Rates continue to change as you get older. Presuming your driving record and experience keeps pace, you should be entitled to some of the best rates by the time you reach your 40s, and especially into your 50s. Those in their 70s, however, start to see the opposite. The likelihood of accidents tends to be higher for older seniors, meaning they are more costly for insurers to cover, and are therefore charged higher rates.

The first way to save is by shopping around and comparing quotes. Keep in mind that many insurance carriers do not specialize in covering teen, young, or new drivers. has the direct relationships and the technology to really help you save. After answering a few questions, our system will find you the insurance companies looking for and offering the lowest prices to new, young, and teen drivers.

If you need to insure a teen driver, are a young adult (under age 25), or a new driver, here are some more ways to save money on auto insurance:

  • Get good grades: Many insurance companies offer a discount to drivers who are in school and earn good grades. To obtain this discount, the student may be asked to have their school fill out a form, or to provide a copy of his or her report card.
  • Get on a parent’s policy: Most auto insurance companies offer multi-policy discounts, so it can be cheaper to put your teen driver on your own policy if you are a parent. Similarly, older but new drivers can benefit by being on the policy of their more-experienced partner.
  • Drive a safe or inexpensive car: A brand new sports car for your teen driver is going to be incredibly expensive to insure.
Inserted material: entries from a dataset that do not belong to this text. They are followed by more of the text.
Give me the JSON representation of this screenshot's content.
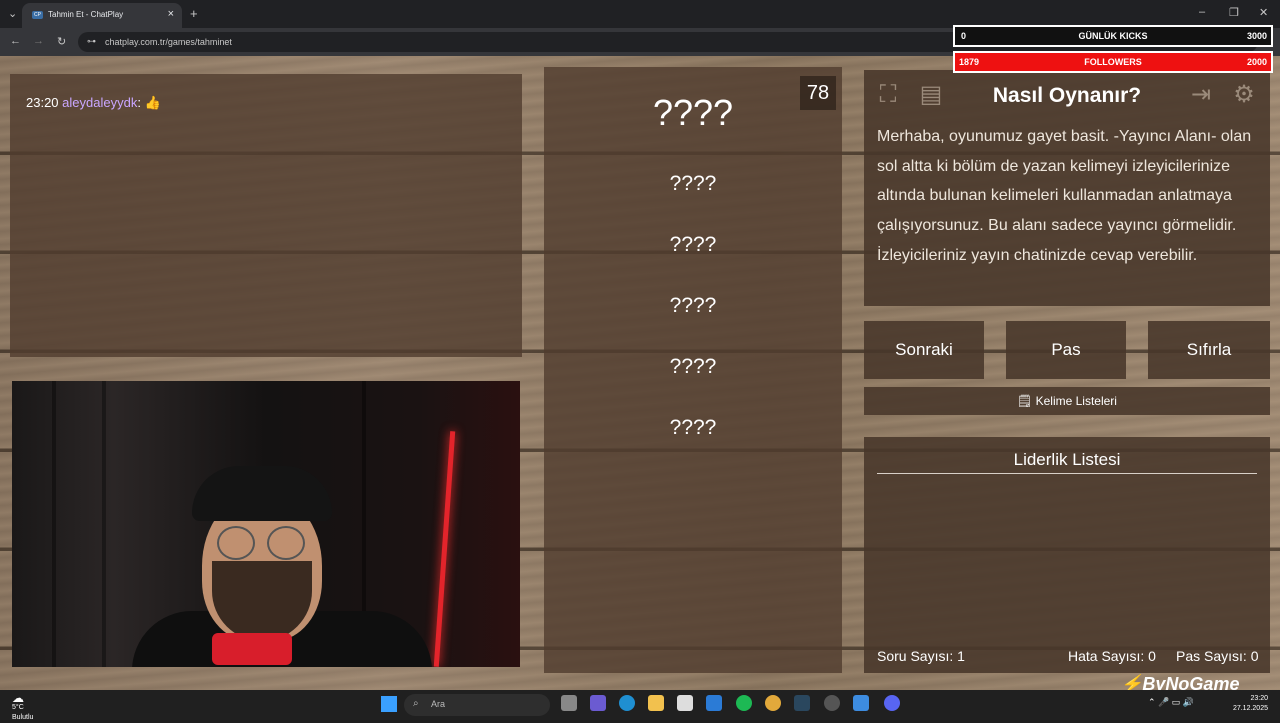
{
  "browser": {
    "tab_title": "Tahmin Et - ChatPlay",
    "tab_favicon": "CP",
    "url": "chatplay.com.tr/games/tahminet"
  },
  "chat": {
    "time": "23:20",
    "user": "aleydaleyydk",
    "message": "👍"
  },
  "game": {
    "timer": "78",
    "words": [
      "????",
      "????",
      "????",
      "????",
      "????",
      "????"
    ],
    "howto_title": "Nasıl Oynanır?",
    "howto_text": "Merhaba, oyunumuz gayet basit. -Yayıncı Alanı- olan sol altta ki bölüm de yazan kelimeyi izleyicilerinize altında bulunan kelimeleri kullanmadan anlatmaya çalışıyorsunuz. Bu alanı sadece yayıncı görmelidir. İzleyicileriniz yayın chatinizde cevap verebilir.",
    "buttons": {
      "next": "Sonraki",
      "pass": "Pas",
      "reset": "Sıfırla"
    },
    "word_lists_label": "Kelime Listeleri",
    "leaderboard_title": "Liderlik Listesi",
    "stats": {
      "question_count": "Soru Sayısı: 1",
      "error_count": "Hata Sayısı: 0",
      "pass_count": "Pas Sayısı: 0"
    }
  },
  "overlay": {
    "kicks": {
      "current": "0",
      "label": "GÜNLÜK KICKS",
      "goal": "3000"
    },
    "followers": {
      "current": "1879",
      "label": "FOLLOWERS",
      "goal": "2000"
    },
    "logo": "ByNoGame"
  },
  "taskbar": {
    "weather_temp": "5°C",
    "weather_desc": "Bulutlu",
    "search_placeholder": "Ara",
    "time": "23:20",
    "date": "27.12.2025"
  },
  "colors": {
    "accent_red": "#e11111",
    "username": "#c9a6ff",
    "panel": "#48372a"
  }
}
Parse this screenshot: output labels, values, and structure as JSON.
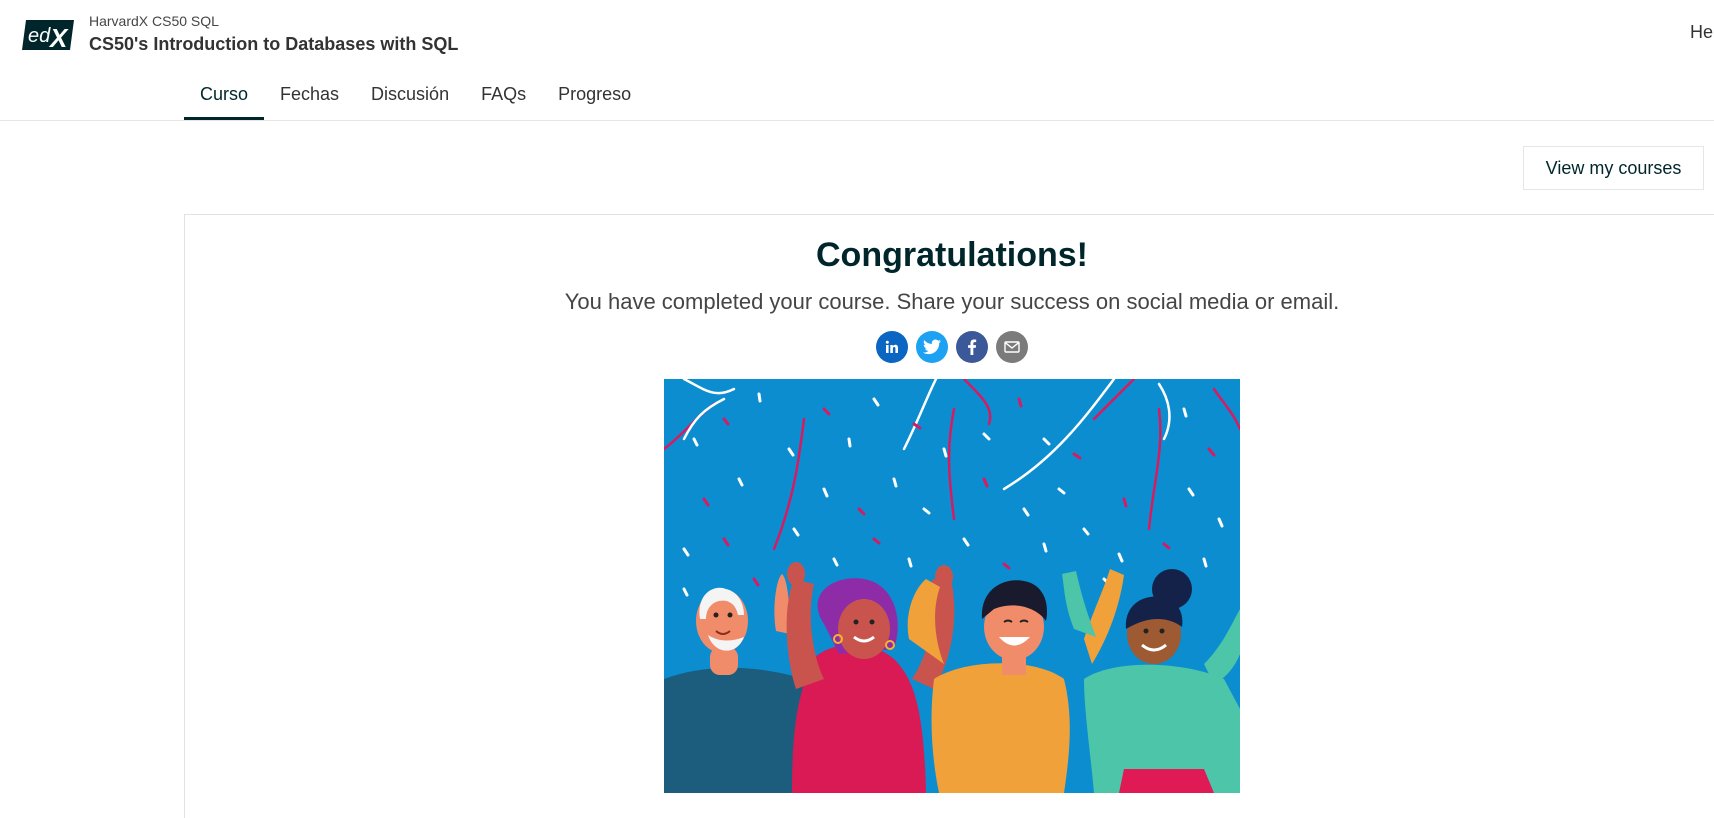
{
  "header": {
    "logo_alt": "edX",
    "org_line": "HarvardX CS50 SQL",
    "course_title": "CS50's Introduction to Databases with SQL",
    "right_text": "He"
  },
  "tabs": [
    {
      "label": "Curso",
      "active": true
    },
    {
      "label": "Fechas",
      "active": false
    },
    {
      "label": "Discusión",
      "active": false
    },
    {
      "label": "FAQs",
      "active": false
    },
    {
      "label": "Progreso",
      "active": false
    }
  ],
  "actions": {
    "view_courses_label": "View my courses"
  },
  "celebration": {
    "title": "Congratulations!",
    "subtitle": "You have completed your course. Share your success on social media or email.",
    "share_icons": [
      {
        "name": "linkedin-icon",
        "color": "#0a66c2"
      },
      {
        "name": "twitter-icon",
        "color": "#1da1f2"
      },
      {
        "name": "facebook-icon",
        "color": "#3b5998"
      },
      {
        "name": "email-icon",
        "color": "#7b7b7b"
      }
    ],
    "image_background": "#0b8dd0"
  },
  "colors": {
    "primary": "#00262b",
    "text": "#454545",
    "border": "#e6e6e6"
  }
}
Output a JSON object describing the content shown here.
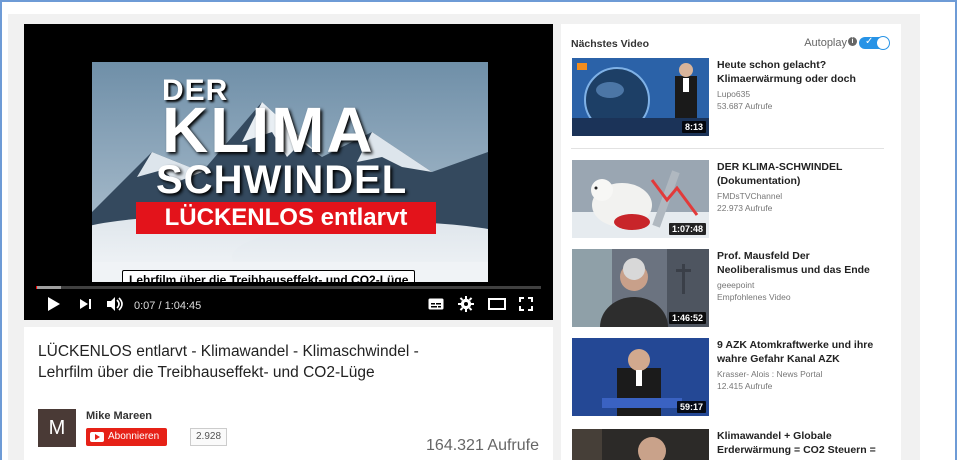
{
  "player": {
    "thumbnail": {
      "line1": "DER",
      "line2": "KLIMA",
      "line3": "SCHWINDEL",
      "banner": "LÜCKENLOS entlarvt",
      "subtitle": "Lehrfilm über die Treibhauseffekt- und CO2-Lüge"
    },
    "time": "0:07 / 1:04:45",
    "progress_fraction": 0.002,
    "buffered_fraction": 0.05,
    "icons": [
      "play-icon",
      "next-icon",
      "volume-icon",
      "subtitles-icon",
      "settings-icon",
      "theater-mode-icon",
      "fullscreen-icon"
    ]
  },
  "video": {
    "title": "LÜCKENLOS entlarvt - Klimawandel - Klimaschwindel - Lehrfilm über die Treibhauseffekt- und CO2-Lüge",
    "channel": "Mike Mareen",
    "avatar_letter": "M",
    "subscribe_label": "Abonnieren",
    "subscriber_count": "2.928",
    "views": "164.321 Aufrufe"
  },
  "sidebar": {
    "heading": "Nächstes Video",
    "autoplay_label": "Autoplay",
    "autoplay_on": true,
    "items": [
      {
        "title": "Heute schon gelacht? Klimaerwärmung oder doch",
        "channel": "Lupo635",
        "meta": "53.687 Aufrufe",
        "duration": "8:13"
      },
      {
        "title": "DER KLIMA-SCHWINDEL (Dokumentation)",
        "channel": "FMDsTVChannel",
        "meta": "22.973 Aufrufe",
        "duration": "1:07:48"
      },
      {
        "title": "Prof. Mausfeld Der Neoliberalismus und das Ende",
        "channel": "geeepoint",
        "meta": "Empfohlenes Video",
        "duration": "1:46:52"
      },
      {
        "title": "9 AZK Atomkraftwerke und ihre wahre Gefahr Kanal AZK",
        "channel": "Krasser- Alois : News Portal",
        "meta": "12.415 Aufrufe",
        "duration": "59:17"
      },
      {
        "title": "Klimawandel + Globale Erderwärmung = CO2 Steuern =",
        "channel": "",
        "meta": "",
        "duration": ""
      }
    ]
  },
  "colors": {
    "accent_red": "#e3131b",
    "subscribe_red": "#e62117",
    "toggle_blue": "#2793e6",
    "page_bg": "#f1f1f1"
  }
}
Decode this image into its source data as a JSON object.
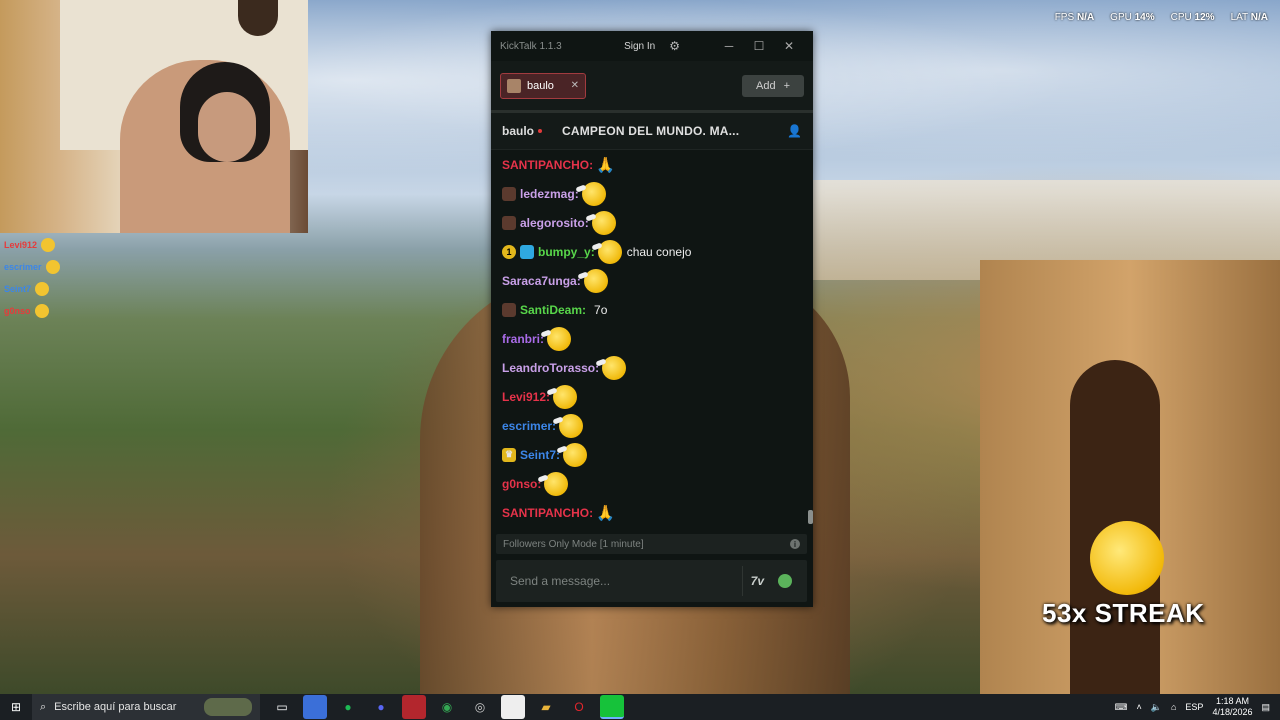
{
  "hardware": {
    "fps_label": "FPS",
    "fps_value": "N/A",
    "gpu_label": "GPU",
    "gpu_value": "14%",
    "cpu_label": "CPU",
    "cpu_value": "12%",
    "lat_label": "LAT",
    "lat_value": "N/A"
  },
  "overlay_chat": [
    {
      "name": "Levi912",
      "color": "#e63b3b"
    },
    {
      "name": "escrimer",
      "color": "#3c86e8"
    },
    {
      "name": "Seint7",
      "color": "#3c86e8"
    },
    {
      "name": "g0nso",
      "color": "#e63b3b"
    }
  ],
  "window": {
    "title": "KickTalk 1.1.3",
    "sign_in": "Sign In",
    "minimize": "─",
    "maximize": "☐",
    "close": "✕"
  },
  "tabs": {
    "items": [
      {
        "label": "baulo"
      }
    ],
    "add_label": "Add",
    "add_icon": "+"
  },
  "channel": {
    "name": "baulo",
    "stream_title": "CAMPEON DEL MUNDO. MA..."
  },
  "messages": [
    {
      "user": "SANTIPANCHO",
      "color": "#e6334a",
      "badges": [],
      "emote": "pray",
      "text": ""
    },
    {
      "user": "ledezmag",
      "color": "#c9a0e8",
      "badges": [
        "gift"
      ],
      "emote": "face",
      "text": ""
    },
    {
      "user": "alegorosito",
      "color": "#c9a0e8",
      "badges": [
        "gift"
      ],
      "emote": "face",
      "text": ""
    },
    {
      "user": "bumpy_y",
      "color": "#58d64a",
      "badges": [
        "one",
        "cube"
      ],
      "emote": "face",
      "text": "chau conejo"
    },
    {
      "user": "Saraca7unga",
      "color": "#c9a0e8",
      "badges": [],
      "emote": "face",
      "text": ""
    },
    {
      "user": "SantiDeam",
      "color": "#58d64a",
      "badges": [
        "gift"
      ],
      "emote": "",
      "text": "7o"
    },
    {
      "user": "franbri",
      "color": "#a96be8",
      "badges": [],
      "emote": "face",
      "text": ""
    },
    {
      "user": "LeandroTorasso",
      "color": "#c9a0e8",
      "badges": [],
      "emote": "face",
      "text": ""
    },
    {
      "user": "Levi912",
      "color": "#e6334a",
      "badges": [],
      "emote": "face",
      "text": ""
    },
    {
      "user": "escrimer",
      "color": "#3c86e8",
      "badges": [],
      "emote": "face",
      "text": ""
    },
    {
      "user": "Seint7",
      "color": "#3c86e8",
      "badges": [
        "crown"
      ],
      "emote": "face",
      "text": ""
    },
    {
      "user": "g0nso",
      "color": "#e6334a",
      "badges": [],
      "emote": "face",
      "text": ""
    },
    {
      "user": "SANTIPANCHO",
      "color": "#e6334a",
      "badges": [],
      "emote": "pray",
      "text": ""
    }
  ],
  "chat_mode": "Followers Only Mode [1 minute]",
  "input": {
    "placeholder": "Send a message..."
  },
  "streak": {
    "text": "53x STREAK"
  },
  "taskbar": {
    "search_placeholder": "Escribe aquí para buscar",
    "language": "ESP",
    "time": "1:18 AM",
    "date": "4/18/2026"
  }
}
Driving an inexpensive car, with a good safety record and features (even if it is an older model), can qualify a new or young driver for cheaper car insurance rates.
  • Maintain a good driving record: Young and new drivers should be extra careful and avoid getting tickets and accidents. If possible, do not report minor fender benders as legally permitted.
  • Get a higher deductible: A deductible is the fixed fee that you pay out-of-pocket when using your insurance. For example, if you file a claim for an accident that had $10,000 in damages and your policy has a $1,000 deductible, you would pay the $1,000 while the insurer would pay the remaining $9,000. Insurance carriers offer various deductible amounts, ranging from $250 to a few thousand dollars, though most common are $500 to $1,500. Insurers will offset their costs by charging you a higher premium if you want a low deductible. If you want a low monthly rate, consider increasing your deductible.
  • Take a driver safety class: Many auto insurance carriers will offer a discount if a new or young driver has taken a driver’s education or driver’s safety course. It shows an eagerness to be a good driver, one that can be rewarded.

For those teen drivers who go on their parent’s or those older new drivers who go on their partner’s policy, pay close attention to which vehicle your insurer assigns to them. For instance, some insurance carriers will assign the teen driver of a household to the most expensive car on the multi-vehicle policy. The insurers do this as a precaution, in the event a teen driver decides to leave their sedan at home and instead take, and unfortunately end up being involved in an accident with their parent’s new coupe.

It is typically less expensive to go with a carrier that allows you to assign your teen or a new driver to only the least expensive and safest car on the policy. Just be sure to that such drivers only get behind of the wheel of the vehicle assigned to. Failing to do so can be extremely costly in the event of an accident. Never let a driver in your household get behind the wheel of a car they are excluded from on your policy -- no exceptions.

Just because you are or need to insure an inexperienced driver, does not mean you have to overpay. will find you the top insurance companies that specialize in covering -- and offering great rates to -- new, young, or teen drivers. To start comparing and saving, enter your zip code and answer a few questions to help our system secure the cheapest rates for your needs!